■ WORK REQUEST: Write only the number of lines in the data that contain the word "önce".

■ DATA SHOWN:
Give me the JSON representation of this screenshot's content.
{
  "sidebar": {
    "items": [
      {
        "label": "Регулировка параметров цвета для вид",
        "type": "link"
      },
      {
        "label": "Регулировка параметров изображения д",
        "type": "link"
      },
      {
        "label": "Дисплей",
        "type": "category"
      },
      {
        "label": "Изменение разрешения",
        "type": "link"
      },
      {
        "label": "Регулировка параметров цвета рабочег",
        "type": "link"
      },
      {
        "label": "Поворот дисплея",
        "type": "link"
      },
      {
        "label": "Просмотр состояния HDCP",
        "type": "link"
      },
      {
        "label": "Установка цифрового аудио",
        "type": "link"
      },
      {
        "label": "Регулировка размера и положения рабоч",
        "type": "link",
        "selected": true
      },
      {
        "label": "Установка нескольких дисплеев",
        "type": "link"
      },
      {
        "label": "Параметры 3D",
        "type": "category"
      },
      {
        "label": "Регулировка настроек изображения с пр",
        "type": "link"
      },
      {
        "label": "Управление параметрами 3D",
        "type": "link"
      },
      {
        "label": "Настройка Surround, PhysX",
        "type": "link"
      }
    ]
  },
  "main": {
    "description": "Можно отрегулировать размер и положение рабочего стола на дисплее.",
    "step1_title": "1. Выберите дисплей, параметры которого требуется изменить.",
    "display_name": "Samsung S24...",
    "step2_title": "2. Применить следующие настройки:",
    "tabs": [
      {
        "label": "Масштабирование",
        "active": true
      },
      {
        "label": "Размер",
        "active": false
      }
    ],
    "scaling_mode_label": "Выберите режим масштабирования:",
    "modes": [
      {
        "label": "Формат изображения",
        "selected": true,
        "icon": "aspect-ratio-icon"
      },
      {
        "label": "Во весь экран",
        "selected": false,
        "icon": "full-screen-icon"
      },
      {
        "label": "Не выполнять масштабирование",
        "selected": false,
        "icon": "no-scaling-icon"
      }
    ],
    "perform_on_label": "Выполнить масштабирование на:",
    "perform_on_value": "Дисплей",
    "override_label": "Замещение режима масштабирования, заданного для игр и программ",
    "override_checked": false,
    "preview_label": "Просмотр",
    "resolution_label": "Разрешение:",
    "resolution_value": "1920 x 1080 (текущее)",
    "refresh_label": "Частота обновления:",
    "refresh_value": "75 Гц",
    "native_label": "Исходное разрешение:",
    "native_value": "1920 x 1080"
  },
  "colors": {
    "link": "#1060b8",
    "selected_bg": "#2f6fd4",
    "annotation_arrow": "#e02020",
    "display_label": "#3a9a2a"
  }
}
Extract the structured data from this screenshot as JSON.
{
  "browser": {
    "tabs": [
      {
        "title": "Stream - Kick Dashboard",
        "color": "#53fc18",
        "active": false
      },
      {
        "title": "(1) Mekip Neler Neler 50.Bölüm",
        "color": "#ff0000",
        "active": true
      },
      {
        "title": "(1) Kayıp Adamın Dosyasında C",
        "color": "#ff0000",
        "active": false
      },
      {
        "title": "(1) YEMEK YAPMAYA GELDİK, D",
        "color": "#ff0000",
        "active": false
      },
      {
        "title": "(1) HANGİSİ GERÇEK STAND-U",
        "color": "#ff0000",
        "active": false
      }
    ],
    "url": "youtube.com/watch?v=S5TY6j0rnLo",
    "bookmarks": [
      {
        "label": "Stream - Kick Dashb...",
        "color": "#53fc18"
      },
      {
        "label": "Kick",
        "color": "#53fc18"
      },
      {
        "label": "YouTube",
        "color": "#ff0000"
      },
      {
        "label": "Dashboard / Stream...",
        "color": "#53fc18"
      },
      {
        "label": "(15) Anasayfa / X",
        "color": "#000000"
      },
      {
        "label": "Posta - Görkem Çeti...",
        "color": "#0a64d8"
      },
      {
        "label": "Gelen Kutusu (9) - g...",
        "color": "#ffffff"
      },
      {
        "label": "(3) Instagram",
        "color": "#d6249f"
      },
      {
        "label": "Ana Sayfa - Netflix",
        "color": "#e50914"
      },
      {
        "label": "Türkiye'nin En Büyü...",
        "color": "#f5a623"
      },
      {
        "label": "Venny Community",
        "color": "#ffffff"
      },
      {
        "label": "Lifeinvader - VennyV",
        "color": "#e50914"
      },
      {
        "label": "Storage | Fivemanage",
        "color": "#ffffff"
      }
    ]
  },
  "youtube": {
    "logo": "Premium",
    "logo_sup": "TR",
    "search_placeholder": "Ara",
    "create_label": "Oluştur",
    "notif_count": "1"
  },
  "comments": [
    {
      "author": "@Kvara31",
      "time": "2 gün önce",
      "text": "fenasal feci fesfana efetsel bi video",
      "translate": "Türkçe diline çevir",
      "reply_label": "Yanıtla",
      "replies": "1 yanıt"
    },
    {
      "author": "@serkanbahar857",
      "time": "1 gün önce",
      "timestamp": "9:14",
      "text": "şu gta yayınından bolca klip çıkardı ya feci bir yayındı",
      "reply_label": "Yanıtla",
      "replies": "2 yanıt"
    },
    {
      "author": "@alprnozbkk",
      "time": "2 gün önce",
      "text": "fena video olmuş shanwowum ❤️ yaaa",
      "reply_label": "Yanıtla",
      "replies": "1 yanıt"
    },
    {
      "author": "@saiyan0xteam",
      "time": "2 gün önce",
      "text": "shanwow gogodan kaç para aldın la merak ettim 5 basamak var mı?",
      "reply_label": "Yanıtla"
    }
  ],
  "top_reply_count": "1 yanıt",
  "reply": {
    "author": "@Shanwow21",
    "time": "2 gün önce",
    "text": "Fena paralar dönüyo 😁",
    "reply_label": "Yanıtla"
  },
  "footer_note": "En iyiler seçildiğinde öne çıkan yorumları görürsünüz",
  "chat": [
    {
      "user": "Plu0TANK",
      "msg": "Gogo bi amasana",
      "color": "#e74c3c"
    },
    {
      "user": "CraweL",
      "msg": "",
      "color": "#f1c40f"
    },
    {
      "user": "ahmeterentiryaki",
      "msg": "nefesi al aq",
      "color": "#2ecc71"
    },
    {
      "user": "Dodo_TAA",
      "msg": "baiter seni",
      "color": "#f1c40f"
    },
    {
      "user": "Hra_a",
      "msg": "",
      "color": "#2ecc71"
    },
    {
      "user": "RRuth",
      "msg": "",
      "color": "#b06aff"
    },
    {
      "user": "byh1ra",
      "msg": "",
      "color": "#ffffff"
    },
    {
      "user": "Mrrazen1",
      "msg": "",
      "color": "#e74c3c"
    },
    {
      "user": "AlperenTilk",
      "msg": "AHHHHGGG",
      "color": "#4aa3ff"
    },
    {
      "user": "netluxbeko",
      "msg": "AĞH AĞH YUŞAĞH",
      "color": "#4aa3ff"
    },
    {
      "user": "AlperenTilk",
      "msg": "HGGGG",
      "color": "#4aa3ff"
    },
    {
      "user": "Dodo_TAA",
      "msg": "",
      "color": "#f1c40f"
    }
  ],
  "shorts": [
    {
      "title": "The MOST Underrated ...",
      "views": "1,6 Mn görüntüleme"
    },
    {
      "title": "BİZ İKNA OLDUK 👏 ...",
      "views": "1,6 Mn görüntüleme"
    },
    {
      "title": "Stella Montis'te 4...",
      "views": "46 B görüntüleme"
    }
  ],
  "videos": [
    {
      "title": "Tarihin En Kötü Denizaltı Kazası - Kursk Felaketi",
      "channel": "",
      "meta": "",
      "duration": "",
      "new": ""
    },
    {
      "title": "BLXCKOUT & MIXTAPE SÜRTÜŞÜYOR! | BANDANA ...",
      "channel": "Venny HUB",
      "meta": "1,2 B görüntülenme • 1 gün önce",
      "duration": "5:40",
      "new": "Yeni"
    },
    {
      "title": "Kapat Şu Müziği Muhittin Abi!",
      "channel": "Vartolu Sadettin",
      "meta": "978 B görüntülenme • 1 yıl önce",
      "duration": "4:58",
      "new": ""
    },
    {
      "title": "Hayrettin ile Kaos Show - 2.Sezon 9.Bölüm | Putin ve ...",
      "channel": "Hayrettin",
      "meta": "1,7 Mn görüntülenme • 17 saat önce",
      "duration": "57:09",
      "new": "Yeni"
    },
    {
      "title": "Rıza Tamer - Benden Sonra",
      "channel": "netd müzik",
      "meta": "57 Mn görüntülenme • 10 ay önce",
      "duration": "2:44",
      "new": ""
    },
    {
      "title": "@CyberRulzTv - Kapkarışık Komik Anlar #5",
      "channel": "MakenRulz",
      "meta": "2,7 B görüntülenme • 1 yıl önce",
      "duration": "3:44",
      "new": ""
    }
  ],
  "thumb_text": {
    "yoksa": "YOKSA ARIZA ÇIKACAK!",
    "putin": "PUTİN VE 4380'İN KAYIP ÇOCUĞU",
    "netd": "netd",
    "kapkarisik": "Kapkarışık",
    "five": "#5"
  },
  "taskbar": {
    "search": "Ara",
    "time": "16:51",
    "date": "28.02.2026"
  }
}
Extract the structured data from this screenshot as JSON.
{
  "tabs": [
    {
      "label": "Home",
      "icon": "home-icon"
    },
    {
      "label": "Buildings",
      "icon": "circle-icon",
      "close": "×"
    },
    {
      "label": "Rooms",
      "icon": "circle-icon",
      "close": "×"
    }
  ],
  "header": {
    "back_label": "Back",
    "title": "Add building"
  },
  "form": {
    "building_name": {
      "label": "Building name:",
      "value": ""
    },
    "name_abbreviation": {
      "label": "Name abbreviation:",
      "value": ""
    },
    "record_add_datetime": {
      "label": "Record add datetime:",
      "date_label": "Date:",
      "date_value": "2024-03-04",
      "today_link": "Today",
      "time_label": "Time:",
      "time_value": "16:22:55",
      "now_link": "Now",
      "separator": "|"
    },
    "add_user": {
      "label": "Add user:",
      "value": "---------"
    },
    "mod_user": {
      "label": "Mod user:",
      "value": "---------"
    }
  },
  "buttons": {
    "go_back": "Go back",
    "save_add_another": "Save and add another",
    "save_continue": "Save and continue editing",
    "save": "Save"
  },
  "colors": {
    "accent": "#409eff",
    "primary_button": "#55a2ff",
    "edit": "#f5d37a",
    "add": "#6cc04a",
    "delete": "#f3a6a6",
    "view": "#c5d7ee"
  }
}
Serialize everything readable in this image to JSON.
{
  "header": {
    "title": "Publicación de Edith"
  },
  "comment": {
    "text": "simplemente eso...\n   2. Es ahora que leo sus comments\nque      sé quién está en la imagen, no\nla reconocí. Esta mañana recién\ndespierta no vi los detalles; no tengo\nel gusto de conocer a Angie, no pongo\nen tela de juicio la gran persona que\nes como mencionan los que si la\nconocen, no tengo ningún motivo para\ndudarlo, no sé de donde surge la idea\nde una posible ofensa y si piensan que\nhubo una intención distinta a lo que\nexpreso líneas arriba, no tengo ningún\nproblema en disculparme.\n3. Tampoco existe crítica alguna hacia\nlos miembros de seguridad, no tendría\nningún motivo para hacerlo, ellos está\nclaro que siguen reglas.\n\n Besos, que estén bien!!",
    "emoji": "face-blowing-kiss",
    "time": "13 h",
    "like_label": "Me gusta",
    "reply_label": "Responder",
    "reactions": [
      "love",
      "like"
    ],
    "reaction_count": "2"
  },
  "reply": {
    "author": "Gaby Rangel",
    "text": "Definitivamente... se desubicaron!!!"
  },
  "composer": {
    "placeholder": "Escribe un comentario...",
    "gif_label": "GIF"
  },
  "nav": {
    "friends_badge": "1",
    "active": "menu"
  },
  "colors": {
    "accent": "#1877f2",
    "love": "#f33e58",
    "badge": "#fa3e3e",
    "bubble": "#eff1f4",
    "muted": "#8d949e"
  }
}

■ OUTPUT BELOW: 10